Every line with the string "live" must be copied from the entries below.

++++ Data provided ++++

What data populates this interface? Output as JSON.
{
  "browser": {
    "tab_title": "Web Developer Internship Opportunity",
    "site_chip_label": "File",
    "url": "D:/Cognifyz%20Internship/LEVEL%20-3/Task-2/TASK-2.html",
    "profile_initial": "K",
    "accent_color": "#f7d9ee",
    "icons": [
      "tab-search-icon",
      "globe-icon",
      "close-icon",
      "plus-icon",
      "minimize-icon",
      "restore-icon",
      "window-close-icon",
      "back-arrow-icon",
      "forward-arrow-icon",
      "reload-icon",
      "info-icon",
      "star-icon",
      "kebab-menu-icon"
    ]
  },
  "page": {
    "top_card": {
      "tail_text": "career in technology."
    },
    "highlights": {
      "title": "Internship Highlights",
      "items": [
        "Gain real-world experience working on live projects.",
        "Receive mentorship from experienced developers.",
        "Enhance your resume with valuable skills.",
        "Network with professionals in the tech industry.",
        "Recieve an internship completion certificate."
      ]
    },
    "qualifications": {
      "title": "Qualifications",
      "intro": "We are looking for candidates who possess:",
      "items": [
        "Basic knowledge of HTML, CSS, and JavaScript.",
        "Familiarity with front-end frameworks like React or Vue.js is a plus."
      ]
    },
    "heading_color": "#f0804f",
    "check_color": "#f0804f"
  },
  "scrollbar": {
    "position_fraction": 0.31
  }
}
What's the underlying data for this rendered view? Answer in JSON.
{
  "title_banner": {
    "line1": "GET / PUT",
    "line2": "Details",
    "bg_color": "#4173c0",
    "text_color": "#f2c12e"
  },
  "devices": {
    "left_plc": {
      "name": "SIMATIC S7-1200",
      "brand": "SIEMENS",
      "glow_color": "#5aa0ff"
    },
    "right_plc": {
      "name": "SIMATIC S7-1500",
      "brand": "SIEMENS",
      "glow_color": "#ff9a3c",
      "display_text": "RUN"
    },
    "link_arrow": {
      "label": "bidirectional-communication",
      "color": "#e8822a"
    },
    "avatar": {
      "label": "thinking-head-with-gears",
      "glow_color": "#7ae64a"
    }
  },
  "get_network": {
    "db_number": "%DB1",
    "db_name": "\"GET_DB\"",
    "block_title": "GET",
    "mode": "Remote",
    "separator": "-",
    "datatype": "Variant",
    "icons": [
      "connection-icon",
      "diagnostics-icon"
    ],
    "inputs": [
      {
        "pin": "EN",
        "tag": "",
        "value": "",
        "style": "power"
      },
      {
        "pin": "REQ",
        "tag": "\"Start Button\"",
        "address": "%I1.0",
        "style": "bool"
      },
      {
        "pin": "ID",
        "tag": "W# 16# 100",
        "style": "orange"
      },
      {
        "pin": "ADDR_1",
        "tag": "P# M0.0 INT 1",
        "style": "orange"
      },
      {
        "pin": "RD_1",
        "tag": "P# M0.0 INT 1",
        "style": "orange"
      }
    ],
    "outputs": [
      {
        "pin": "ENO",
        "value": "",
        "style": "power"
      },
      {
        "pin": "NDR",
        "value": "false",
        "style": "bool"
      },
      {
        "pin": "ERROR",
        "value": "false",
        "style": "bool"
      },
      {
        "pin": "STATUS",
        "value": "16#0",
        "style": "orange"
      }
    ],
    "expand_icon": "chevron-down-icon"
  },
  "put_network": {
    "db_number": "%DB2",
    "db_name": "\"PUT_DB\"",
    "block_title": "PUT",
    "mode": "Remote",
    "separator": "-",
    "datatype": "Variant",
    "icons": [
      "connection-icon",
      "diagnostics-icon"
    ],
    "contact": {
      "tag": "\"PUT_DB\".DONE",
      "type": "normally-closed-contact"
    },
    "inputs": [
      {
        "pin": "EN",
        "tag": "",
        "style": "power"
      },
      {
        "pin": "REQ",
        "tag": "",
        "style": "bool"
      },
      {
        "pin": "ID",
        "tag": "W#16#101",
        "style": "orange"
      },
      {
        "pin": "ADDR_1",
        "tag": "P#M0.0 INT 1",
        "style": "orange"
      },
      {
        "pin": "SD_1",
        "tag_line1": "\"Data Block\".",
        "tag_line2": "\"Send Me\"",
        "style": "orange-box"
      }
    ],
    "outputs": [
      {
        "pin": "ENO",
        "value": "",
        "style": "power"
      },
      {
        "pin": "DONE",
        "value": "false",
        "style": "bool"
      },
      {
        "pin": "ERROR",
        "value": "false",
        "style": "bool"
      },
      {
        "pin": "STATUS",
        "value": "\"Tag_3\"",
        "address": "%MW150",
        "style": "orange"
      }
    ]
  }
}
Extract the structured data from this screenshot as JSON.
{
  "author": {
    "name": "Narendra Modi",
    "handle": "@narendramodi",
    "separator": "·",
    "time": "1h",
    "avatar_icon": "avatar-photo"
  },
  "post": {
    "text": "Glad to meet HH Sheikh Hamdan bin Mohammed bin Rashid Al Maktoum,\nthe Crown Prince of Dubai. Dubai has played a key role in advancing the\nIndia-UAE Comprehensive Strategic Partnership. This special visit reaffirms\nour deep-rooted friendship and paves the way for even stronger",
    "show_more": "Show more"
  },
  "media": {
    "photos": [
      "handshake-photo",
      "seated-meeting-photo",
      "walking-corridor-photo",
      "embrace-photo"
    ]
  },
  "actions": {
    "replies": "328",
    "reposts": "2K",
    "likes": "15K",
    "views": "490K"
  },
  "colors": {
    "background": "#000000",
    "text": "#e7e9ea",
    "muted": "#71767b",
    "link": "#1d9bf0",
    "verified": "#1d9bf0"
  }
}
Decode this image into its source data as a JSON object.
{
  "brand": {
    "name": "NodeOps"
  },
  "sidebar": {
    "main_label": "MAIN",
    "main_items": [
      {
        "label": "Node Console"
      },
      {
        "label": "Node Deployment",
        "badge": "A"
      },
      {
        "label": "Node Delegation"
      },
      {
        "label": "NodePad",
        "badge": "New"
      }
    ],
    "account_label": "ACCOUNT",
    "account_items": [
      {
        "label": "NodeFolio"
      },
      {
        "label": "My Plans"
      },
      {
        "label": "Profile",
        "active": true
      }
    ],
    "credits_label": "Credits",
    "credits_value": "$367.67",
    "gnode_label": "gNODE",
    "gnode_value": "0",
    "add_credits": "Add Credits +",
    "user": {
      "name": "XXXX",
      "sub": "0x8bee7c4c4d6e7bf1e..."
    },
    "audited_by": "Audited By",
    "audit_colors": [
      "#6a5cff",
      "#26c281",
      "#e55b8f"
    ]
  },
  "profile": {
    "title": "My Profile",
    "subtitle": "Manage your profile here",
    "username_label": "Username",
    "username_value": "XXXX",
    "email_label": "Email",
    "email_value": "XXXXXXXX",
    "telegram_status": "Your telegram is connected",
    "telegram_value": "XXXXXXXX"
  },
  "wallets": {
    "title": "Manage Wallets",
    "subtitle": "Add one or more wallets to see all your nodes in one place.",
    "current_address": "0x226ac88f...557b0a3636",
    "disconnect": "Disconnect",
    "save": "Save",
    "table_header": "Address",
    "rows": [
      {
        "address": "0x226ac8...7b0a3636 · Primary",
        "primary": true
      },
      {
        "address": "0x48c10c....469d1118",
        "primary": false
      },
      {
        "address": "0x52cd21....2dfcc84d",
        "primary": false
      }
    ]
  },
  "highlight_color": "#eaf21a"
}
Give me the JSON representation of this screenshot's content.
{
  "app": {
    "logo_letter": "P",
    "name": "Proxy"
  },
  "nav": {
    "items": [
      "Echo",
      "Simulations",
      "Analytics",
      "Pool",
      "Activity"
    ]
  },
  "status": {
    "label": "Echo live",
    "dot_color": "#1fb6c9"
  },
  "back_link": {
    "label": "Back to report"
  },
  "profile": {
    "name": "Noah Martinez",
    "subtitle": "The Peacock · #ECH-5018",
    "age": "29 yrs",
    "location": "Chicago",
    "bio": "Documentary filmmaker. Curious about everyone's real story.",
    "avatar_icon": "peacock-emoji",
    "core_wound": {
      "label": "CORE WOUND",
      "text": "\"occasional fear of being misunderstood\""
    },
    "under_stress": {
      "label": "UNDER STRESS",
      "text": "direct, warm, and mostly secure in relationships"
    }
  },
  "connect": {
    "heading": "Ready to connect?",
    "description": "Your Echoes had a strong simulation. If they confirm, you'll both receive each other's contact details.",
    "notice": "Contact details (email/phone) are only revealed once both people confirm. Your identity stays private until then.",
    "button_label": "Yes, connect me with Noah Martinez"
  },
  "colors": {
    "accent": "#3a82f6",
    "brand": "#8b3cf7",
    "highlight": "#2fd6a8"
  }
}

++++

- _Solved problem_
        "Gain real-world experience working on live projects.",
    "label": "Echo live",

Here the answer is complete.